What does ham symbolize for Easter?
Jesus Christ was Jewish. So why, on the anniversary of his resurrection, do people traditionally serve ham? You’ll often read it’s because ham is supposedly a “Christian” meat, able to be consumed by Christians but not certain other prominent religious groups. However, the real reason is simply because it’s in season.
Is it a sin to eat ham on Easter?
Because Christians are not Jewish and do not have dietary laws. No banned foods, no holy foods. Ham is not prohibited.
How did ham become a tradition on Easter?
The tradition dates back thousands of years. According to culinary historians, eating ham at Easter dates back to at least the sixth century in Germany. Because pigs were abundant in Northern Europe, farmers slaughtered and hung them in the fall.
Is it OK to eat pork on Easter Sunday?
Easter is the celebration of Jesus’ resurrection and man’s triumph over sin and death. Jesus was a Jew. And according to the bible Jews were forbidden to eat pork. Deuteronomy, Chapter 14:8-10: And the pig, because it has a split hoof, but does not chew the cud; it is unclean for you.
How did ham get associated with Easter?
When did ham become an Easter tradition?
Ham became more of a tradition in the late 19th and early 20th century according to Kaufman because “meal service became streamlined, focused on one main meat dish, partly because households had less help.” As Easter came to be more widely celebrated, ham was there.
What is a classic Easter dinner?
A traditional Easter dinner includes ham, side dishes, salads, and, of course, desserts. From top to bottom: Honey Baked Ham, Homemade Dinner Rolls, Crock Pot Au Gratin Potatoes, Blueberry Jello Salad, Coconut Cream Pie, and Roasted Asparagus.

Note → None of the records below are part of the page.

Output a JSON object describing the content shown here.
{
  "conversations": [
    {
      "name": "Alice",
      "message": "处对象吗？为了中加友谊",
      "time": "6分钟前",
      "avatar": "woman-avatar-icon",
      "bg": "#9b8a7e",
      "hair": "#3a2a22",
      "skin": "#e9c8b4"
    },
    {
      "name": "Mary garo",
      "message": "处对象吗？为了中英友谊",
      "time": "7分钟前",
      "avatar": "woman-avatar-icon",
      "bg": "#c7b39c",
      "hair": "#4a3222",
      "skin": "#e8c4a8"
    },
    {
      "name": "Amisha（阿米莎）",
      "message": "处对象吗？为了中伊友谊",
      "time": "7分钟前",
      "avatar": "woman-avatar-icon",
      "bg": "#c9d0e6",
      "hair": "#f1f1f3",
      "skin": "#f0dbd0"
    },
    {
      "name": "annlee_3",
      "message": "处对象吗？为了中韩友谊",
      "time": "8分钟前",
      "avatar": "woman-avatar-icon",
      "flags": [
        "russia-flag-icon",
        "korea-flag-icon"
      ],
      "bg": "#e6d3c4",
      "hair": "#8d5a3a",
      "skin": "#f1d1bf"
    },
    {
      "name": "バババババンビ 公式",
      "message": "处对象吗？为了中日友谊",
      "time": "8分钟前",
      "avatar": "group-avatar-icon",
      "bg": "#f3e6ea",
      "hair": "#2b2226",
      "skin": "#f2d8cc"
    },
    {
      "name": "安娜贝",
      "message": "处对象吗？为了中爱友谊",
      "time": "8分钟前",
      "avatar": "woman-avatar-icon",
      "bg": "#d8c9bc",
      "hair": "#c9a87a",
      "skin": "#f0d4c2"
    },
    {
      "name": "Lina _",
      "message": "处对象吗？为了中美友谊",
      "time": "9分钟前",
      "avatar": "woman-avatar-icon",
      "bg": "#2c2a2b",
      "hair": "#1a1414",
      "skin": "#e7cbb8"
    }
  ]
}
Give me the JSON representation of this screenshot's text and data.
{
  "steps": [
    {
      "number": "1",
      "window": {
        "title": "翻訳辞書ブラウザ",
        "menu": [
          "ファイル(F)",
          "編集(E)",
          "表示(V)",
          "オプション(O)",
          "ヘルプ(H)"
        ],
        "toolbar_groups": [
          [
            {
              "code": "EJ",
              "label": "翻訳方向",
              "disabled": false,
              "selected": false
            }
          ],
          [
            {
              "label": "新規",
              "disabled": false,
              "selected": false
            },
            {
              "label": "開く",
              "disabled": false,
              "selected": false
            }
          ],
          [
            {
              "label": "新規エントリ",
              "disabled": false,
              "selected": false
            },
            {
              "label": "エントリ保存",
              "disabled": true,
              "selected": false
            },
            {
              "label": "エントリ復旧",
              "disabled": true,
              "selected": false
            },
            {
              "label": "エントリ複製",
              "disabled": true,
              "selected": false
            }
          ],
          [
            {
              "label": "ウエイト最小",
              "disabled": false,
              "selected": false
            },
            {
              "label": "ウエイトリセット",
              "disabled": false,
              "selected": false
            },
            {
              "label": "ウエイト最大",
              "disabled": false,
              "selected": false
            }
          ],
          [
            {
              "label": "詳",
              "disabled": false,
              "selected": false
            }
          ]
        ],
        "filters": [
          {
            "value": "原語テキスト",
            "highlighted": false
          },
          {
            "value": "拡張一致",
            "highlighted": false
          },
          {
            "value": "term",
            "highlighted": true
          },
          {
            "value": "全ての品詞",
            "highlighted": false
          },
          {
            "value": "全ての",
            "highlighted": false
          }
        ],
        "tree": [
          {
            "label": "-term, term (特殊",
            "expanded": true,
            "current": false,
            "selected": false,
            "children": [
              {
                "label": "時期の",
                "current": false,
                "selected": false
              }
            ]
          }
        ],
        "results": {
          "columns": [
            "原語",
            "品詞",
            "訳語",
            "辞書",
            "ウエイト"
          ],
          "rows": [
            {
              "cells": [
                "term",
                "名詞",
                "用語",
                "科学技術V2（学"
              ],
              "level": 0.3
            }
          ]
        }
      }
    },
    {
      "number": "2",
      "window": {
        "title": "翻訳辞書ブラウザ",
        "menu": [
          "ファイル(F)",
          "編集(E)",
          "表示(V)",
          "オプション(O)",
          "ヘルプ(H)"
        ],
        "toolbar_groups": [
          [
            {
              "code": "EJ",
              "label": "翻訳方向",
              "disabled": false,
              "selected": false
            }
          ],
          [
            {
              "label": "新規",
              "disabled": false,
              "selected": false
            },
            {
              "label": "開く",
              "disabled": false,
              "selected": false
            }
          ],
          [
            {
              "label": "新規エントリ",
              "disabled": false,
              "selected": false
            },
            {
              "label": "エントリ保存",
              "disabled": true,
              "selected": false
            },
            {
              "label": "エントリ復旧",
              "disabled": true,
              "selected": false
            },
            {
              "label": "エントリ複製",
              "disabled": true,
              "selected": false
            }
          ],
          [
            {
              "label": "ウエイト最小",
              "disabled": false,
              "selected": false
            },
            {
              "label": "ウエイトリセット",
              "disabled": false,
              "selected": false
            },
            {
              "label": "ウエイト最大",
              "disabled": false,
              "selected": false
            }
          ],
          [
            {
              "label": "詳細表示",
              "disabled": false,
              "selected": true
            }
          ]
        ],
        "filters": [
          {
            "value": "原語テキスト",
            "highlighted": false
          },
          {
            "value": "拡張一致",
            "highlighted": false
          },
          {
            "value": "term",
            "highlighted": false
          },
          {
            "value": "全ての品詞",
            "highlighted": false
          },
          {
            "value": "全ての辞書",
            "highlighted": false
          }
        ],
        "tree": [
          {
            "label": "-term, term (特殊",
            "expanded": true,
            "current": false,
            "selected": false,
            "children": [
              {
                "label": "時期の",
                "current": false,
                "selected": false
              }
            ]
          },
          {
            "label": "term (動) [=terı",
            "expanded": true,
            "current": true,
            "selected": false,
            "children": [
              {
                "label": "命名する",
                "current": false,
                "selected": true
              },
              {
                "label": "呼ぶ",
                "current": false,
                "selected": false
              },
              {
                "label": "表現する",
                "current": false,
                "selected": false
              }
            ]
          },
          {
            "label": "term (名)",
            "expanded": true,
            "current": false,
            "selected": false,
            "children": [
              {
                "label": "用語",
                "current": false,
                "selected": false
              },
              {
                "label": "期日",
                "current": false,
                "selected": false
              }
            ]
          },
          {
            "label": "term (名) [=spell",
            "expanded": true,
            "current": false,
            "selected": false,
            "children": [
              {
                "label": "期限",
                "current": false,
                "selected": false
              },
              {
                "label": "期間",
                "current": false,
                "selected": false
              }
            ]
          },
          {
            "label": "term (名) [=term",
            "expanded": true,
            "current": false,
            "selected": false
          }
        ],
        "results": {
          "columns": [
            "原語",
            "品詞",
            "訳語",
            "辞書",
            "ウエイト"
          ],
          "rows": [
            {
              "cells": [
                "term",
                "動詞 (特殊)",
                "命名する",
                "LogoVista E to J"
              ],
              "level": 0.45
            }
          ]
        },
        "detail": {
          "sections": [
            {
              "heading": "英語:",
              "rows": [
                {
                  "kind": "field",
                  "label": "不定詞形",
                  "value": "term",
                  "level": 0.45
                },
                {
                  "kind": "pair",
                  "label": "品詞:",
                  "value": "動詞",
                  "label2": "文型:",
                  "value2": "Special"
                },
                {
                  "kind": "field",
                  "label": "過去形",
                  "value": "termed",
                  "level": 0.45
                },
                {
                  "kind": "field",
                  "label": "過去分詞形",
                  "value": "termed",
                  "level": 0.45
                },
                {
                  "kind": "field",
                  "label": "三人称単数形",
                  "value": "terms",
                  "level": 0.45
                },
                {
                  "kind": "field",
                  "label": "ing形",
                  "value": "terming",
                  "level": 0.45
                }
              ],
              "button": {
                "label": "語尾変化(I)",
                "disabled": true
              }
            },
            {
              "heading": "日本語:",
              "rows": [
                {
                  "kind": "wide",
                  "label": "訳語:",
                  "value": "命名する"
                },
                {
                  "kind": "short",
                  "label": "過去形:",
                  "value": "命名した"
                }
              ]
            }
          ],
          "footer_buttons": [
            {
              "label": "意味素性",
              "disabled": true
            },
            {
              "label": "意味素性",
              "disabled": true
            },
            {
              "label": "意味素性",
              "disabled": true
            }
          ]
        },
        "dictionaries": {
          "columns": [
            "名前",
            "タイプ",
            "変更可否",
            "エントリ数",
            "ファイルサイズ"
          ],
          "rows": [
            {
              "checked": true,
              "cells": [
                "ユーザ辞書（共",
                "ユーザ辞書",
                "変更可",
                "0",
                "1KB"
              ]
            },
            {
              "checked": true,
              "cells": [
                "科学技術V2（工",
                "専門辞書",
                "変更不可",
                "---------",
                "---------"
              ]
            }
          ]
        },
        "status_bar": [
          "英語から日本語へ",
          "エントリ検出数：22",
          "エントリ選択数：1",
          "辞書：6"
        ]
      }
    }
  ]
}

What is the typical Easter dinner?
Why do we eat pork at Easter?
In like a pig Back when there wasn’t refrigeration, farmers would set aside the meat they hadn’t sold to be cured throughout the winter to preserve it (and their income). By spring, the cured meat was ready to eat—just in time for Easter! Ever since, it’s been a popular choice for the holiday’s brunch or dinner meals.
When did ham become the traditional Easter meal?
What do you eat on Easter?
30 Best Traditional Easter Dinner Ideas
- 01 of 30. Stuffed Leg of Lamb. Diana Miller / Getty Images.
- 02 of 30. Honey Butter Ham.
- 03 of 30. Smoked Pork Butt With Potatoes and Cabbage.
- 04 of 30. Irish Lamb Stew.
- 05 of 30. Persian Roast Chicken.
- 06 of 30. Old-Fashioned Raisin Sauce.
- 07 of 30. Easter Pie.
- 08 of 30. Hot Cross Buns.
What is the history of cured ham?
History. The preserving of pork leg as ham has a long history, with Cato the Elder writing about the “salting of hams” in his De Agri Cultura tome around 160 BC. There are claims that the Chinese were the first people to mention the production of cured ham. Larousse Gastronomique claims an origin from Gaul.
What is the history of pork leg as Ham?
The preserving of pork leg as ham has a long history, with Cato the Elder writing about the “salting of hams” in his De Agri Cultura tome around 160 BC.
Where did HoneyBaked Ham come from?
The same Harry J. Hoenselaar who invented the machine, by the way, also founded HoneyBaked Ham in Michigan in 1957, which grew into a national chain over the years. Originally, HoneyBaked stores were the only places where you could get a spiral-sliced ham.
What is the origin of the word ham?
The modern word “ham” is derived from the Old English ham or hom meaning the hollow or bend of the knee, from a Germanic base where it meant “crooked”.